So Hayley and I arrived fashionably late, as usual, because of stuff and things. Being flatlanders from the country we kind of forgot about the whole limited parking situation and wound up wasting even more time, but we did get to see some cool shops while hoofing it to the Asterisk Supper Club. So we make a grand entrance, squeeze into some seats and find ourselves comfortably at ease with these new found friends from the Ohio Historic Costumers group, this was in fact our first time attending any sort of in person get together. And it was great! Who knew so many other awesome like-minded people lived within a short jog from each other? Seriously. It was great.
So we spent the rest of the day sipping tea, mmm cardamom, snacking on tiny sandwiches (thank you Earl of Sandwich), and gabbing about hair, fabrics, patterns, and my favorite: how to keep the girls up without the use of Regency stays, hello bodiced petticoat!
After we left and said our goodbyes we decided to pop in an antique shop before heading home. No sooner had we entered the door than a gentleman photog stopped in behind us intrigued by our unusual apparel. We chatted and he followed us through the store snapping photos of us, kind of a strange time warp photo session but it was way cool. It felt like we had our very own paparazzi, and I mean we did look like quite fashionable ladies it’s no wonder!
So there you have it folks! Our cupcake gown outing was a blast and we both finished up our first Historical Sew Monthly challenge. Down below you’ll find the details on my project and shortly I’ll get an inspo post going for February’s challenge.
Annnnnd we haven’t forgotten about the Thrifty Reenactress series, although I know it seems like it. Our next post on bed gowns will get posted this week, promise. Colds and life just kind of got in the way of things this month.
The Challenge: Mend, Reshape, Refashion – Mend or re-shape one of your previously made historical clothing items, or refashion a new one out of something not originally intended as sewing fabric.
Material: Jacket is made from an original 1930s pink silk slip, lined in a pink linen and trimmed with white and green silk ribbon.
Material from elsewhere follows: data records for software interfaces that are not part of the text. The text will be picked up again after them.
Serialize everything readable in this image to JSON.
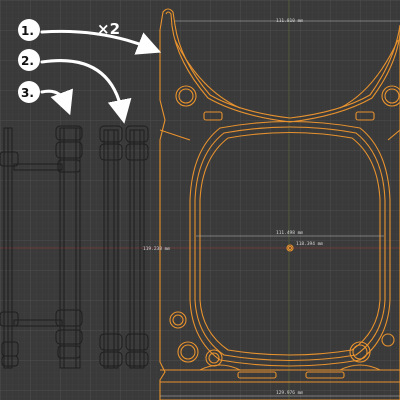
{
  "viewport": {
    "background": "#3a3a3a",
    "grid_minor": "#444444",
    "grid_major": "#4e4e4e",
    "selected_outline": "#e8922e",
    "ghost_outline": "#1e1e1e"
  },
  "annotations": {
    "step_1": "1.",
    "step_2": "2.",
    "step_3": "3.",
    "multiplier": "×2"
  },
  "dimensions": {
    "top_width": "111.810 mm",
    "inner_width": "111.498 mm",
    "left_height": "119.238 mm",
    "right_height": "118.394 mm",
    "bottom_width": "129.976 mm"
  }
}
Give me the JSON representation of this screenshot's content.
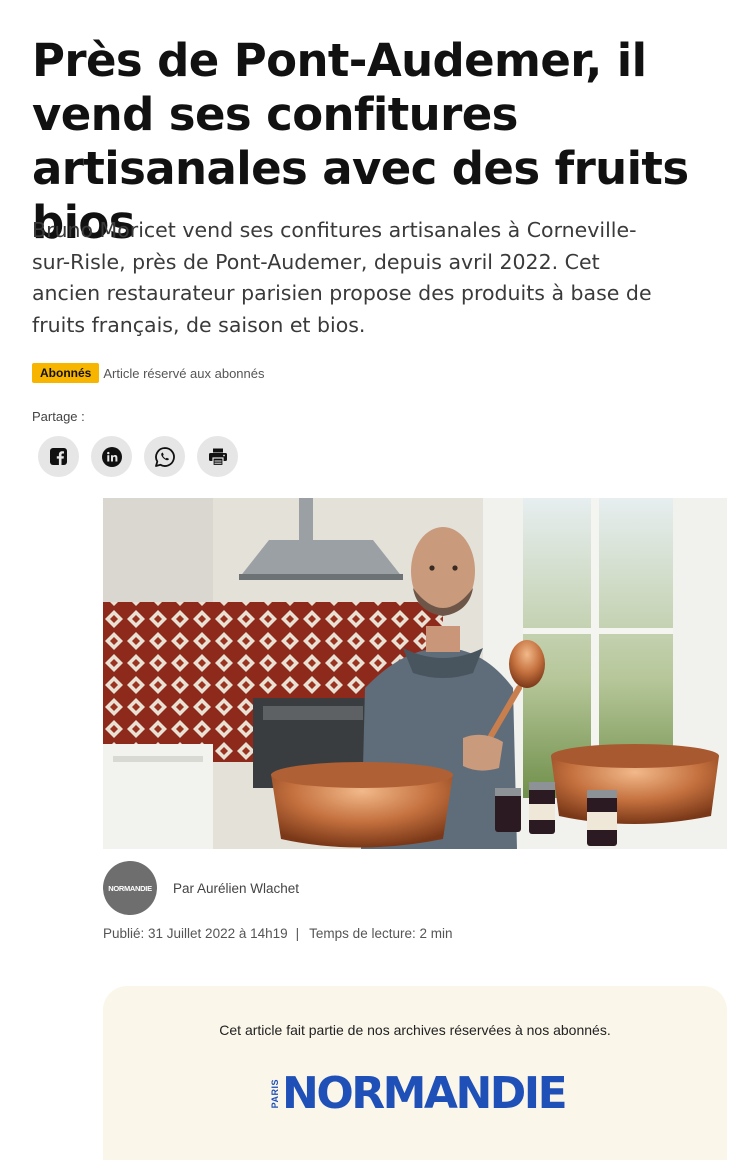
{
  "article": {
    "title": "Près de Pont-Audemer, il vend ses confitures artisanales avec des fruits bios",
    "lead": "Bruno Moricet vend ses confitures artisanales à Corneville-sur-Risle, près de Pont-Audemer, depuis avril 2022. Cet ancien restaurateur parisien propose des produits à base de fruits français, de saison et bios.",
    "badge": "Abonnés",
    "badge_note": "Article réservé aux abonnés"
  },
  "share": {
    "label": "Partage :",
    "buttons": [
      {
        "icon": "facebook-icon"
      },
      {
        "icon": "linkedin-icon"
      },
      {
        "icon": "whatsapp-icon"
      },
      {
        "icon": "print-icon"
      }
    ]
  },
  "author": {
    "avatar_text": "NORMANDIE",
    "byline": "Par Aurélien Wlachet"
  },
  "meta": {
    "published": "Publié: 31 Juillet 2022 à 14h19",
    "separator": "|",
    "reading_time": "Temps de lecture: 2 min"
  },
  "paywall": {
    "text": "Cet article fait partie de nos archives réservées à nos abonnés.",
    "brand_small": "PARIS",
    "brand_name": "NORMANDIE"
  },
  "colors": {
    "badge": "#f7b500",
    "brand_blue": "#1f50b8",
    "paywall_bg": "#faf6ea"
  }
}
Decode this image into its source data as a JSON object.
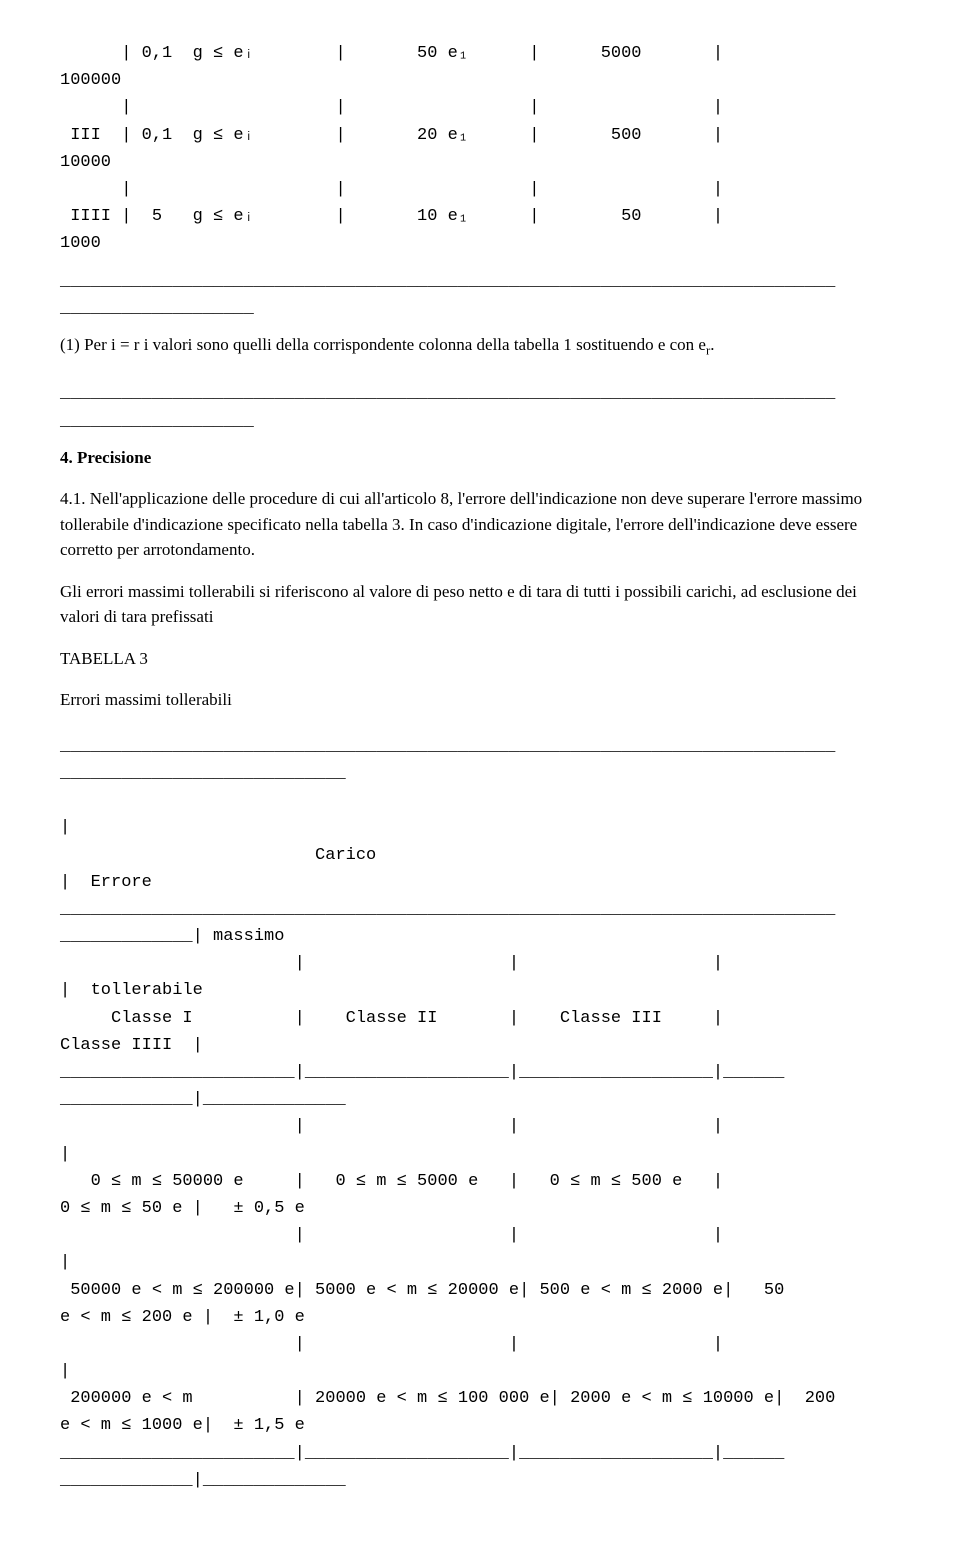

The quilted petticoat is made from a vintage silk satin coverlet, lined in pink linen with natural linen ties at the waist.
Pattern: The jacket is mostly self drafted using the Larkin & Smith fashionable gown pattern as a base for the cutaway bodice style with the jacket skirts and back being self drafted based on extant garments and fashion plates.
Year: Late 1780s through the early 1790s
Notions: Natural linen tape for the petticoat waistbands from Wm. Booth, Draper, and a few yards of silk ribbon in green and white.
How historically accurate is it? Pretty HA I’d say! The fit, fabric, and style are all completely period appropriate. The pastel shades of pink and green were very fashionable as well as the abundance of trim. Both garments are completely sewn by hand using period construction techniques and close using straight pins and ties.
Hours to complete: I didn’t keep track of my hours very well but it was a lot for certain. The petticoat was easily finished in about 4 hours while the jacket itself was probably closer to 12 hours. The trim probably added another 4-6 hours for cutting and sewing it on.
First worn: Just this past Saturday at the Ohio Historic Costumers High Tea event.
Total cost: The slip and the bed coverlet as well as the linen lining, white silk for trim, and linen tape were already in my stash. I had maybe $30 wrapped up in green ribbon and then another $15 wrapped up in a faux fur muff and short cloak I made to go with it.